## [Assignment]
All lines in the material containing the word "αγγελίας" need to be copied.

## [Provided data]
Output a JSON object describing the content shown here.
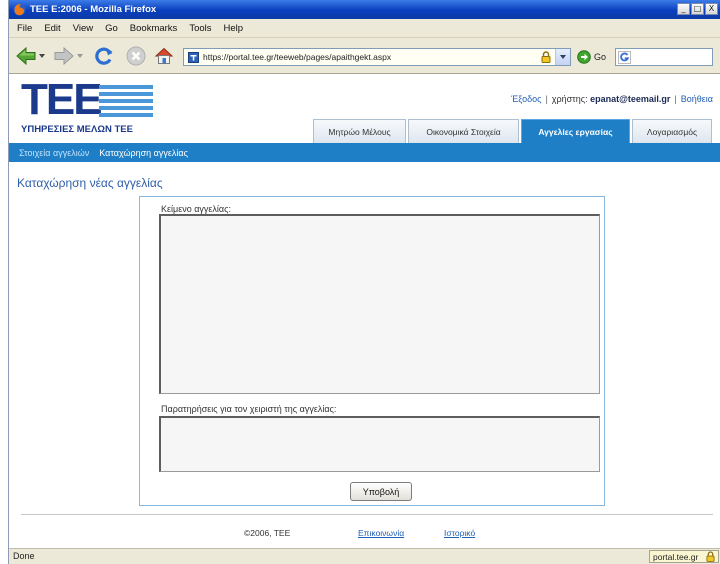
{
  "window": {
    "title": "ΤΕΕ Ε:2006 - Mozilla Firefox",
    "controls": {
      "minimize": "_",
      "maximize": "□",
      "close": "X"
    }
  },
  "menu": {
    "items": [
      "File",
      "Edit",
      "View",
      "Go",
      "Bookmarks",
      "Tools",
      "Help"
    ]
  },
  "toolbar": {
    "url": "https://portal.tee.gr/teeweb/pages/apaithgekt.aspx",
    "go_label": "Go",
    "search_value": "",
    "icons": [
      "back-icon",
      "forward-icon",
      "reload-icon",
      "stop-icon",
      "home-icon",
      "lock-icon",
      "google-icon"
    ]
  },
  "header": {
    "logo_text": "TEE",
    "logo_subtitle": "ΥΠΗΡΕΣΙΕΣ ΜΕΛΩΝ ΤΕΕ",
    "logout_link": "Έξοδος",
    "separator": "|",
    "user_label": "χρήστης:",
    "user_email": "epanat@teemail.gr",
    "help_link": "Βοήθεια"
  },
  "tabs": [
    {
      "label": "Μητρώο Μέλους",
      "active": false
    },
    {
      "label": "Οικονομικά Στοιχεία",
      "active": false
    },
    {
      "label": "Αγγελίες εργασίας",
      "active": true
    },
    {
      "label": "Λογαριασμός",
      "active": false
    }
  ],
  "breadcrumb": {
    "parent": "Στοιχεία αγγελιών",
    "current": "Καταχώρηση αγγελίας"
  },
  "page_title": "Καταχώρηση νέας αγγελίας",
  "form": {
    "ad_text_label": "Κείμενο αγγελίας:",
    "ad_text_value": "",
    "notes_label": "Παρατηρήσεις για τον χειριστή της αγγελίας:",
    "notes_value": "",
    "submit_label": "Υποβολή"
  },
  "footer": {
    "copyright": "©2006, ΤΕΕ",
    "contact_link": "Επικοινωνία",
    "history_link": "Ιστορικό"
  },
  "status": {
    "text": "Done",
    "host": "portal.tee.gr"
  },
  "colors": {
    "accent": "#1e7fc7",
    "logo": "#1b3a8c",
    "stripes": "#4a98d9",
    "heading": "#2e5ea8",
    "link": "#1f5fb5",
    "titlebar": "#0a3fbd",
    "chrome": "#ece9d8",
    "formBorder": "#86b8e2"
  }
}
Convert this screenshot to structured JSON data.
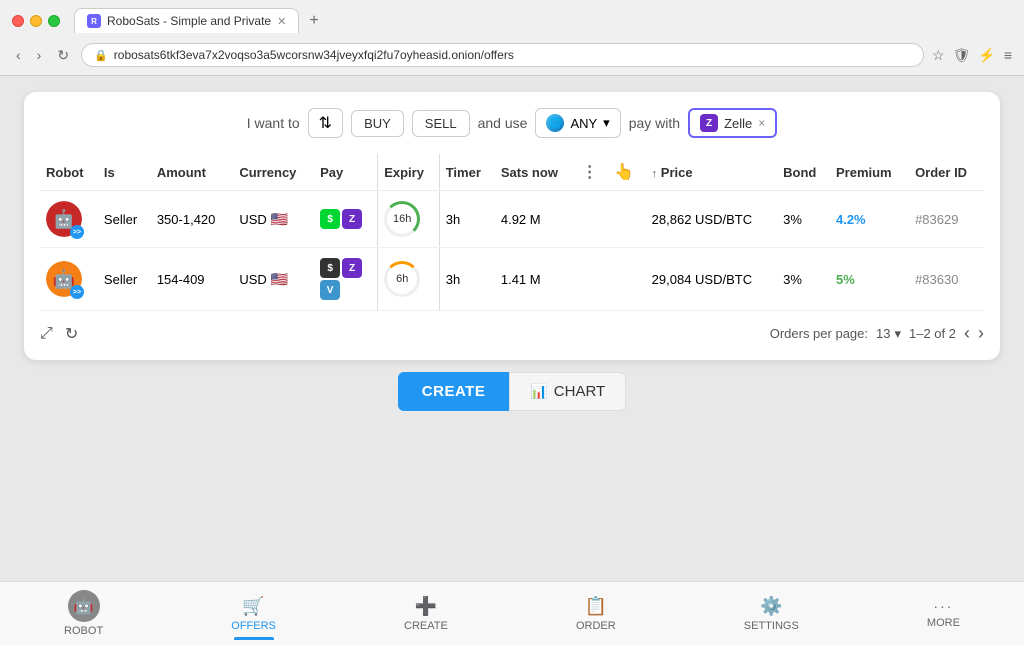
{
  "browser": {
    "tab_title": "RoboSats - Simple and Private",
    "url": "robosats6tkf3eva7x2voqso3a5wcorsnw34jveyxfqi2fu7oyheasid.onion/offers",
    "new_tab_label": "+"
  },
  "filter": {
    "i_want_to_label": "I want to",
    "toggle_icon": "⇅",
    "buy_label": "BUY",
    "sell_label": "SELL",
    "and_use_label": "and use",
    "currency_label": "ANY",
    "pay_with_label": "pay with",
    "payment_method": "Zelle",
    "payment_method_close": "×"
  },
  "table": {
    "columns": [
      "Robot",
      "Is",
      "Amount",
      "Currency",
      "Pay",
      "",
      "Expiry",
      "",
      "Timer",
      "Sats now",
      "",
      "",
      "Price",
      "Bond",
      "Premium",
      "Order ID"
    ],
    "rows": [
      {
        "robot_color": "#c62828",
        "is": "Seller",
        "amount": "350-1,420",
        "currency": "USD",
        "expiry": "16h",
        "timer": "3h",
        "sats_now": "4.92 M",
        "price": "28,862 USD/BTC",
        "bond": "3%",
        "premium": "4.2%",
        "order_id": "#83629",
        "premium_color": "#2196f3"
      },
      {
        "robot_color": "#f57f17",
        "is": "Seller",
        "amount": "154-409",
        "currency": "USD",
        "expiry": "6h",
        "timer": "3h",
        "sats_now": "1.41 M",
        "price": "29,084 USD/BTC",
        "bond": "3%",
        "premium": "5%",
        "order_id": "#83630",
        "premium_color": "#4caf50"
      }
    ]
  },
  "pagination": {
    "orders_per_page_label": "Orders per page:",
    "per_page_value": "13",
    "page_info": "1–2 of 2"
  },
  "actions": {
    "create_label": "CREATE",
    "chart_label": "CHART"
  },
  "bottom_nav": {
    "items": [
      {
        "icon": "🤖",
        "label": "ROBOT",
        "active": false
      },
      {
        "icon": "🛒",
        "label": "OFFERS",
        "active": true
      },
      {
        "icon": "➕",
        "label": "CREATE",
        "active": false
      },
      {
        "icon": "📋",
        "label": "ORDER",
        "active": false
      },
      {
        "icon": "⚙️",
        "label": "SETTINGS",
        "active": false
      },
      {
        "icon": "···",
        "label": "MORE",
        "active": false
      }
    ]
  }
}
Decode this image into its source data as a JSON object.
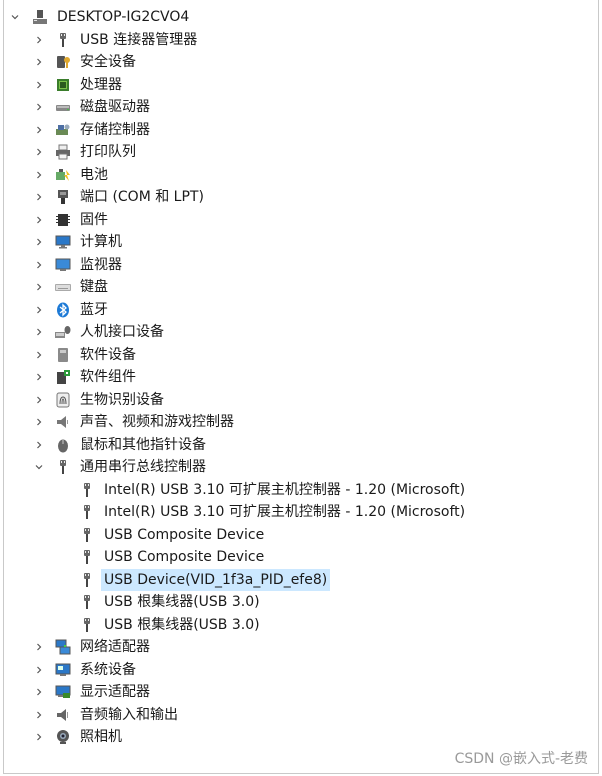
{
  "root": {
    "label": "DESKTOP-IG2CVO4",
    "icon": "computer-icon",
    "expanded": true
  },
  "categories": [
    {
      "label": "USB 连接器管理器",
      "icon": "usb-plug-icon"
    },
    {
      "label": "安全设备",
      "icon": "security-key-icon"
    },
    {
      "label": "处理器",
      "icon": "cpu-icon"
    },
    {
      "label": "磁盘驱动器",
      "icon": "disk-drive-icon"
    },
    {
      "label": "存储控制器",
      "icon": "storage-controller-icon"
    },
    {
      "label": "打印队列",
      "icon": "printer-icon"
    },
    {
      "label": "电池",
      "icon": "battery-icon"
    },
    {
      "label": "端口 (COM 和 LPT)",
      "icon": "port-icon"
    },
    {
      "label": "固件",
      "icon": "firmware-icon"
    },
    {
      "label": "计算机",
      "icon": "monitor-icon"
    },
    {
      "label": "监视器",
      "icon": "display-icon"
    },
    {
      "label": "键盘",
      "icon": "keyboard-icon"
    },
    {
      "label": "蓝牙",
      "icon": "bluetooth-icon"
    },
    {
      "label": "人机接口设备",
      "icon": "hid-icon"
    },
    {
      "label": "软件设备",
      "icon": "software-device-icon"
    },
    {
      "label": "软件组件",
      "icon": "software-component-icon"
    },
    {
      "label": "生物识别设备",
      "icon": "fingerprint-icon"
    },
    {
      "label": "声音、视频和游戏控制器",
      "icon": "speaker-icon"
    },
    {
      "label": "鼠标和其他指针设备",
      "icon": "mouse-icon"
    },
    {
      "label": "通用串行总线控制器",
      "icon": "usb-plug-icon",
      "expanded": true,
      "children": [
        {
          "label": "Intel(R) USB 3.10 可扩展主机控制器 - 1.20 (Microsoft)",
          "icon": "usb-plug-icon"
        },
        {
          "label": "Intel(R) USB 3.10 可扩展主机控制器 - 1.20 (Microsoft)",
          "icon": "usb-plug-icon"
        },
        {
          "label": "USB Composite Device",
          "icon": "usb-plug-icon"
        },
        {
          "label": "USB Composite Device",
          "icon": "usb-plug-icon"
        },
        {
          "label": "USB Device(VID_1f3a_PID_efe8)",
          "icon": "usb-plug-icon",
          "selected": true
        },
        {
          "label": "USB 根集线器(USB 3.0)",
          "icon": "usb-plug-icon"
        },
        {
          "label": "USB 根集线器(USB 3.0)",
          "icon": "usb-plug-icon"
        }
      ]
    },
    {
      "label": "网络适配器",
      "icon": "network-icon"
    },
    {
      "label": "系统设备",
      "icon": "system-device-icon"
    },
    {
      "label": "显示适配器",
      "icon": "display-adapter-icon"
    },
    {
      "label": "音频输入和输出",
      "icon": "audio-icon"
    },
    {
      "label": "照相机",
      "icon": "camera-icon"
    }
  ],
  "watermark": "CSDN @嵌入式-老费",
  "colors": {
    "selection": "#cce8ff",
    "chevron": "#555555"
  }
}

## [Your response]
    "current": "Καταχώρηση αγγελίας"
  "page_title": "Καταχώρηση νέας αγγελίας",
    "ad_text_label": "Κείμενο αγγελίας:",
    "notes_label": "Παρατηρήσεις για τον χειριστή της αγγελίας:",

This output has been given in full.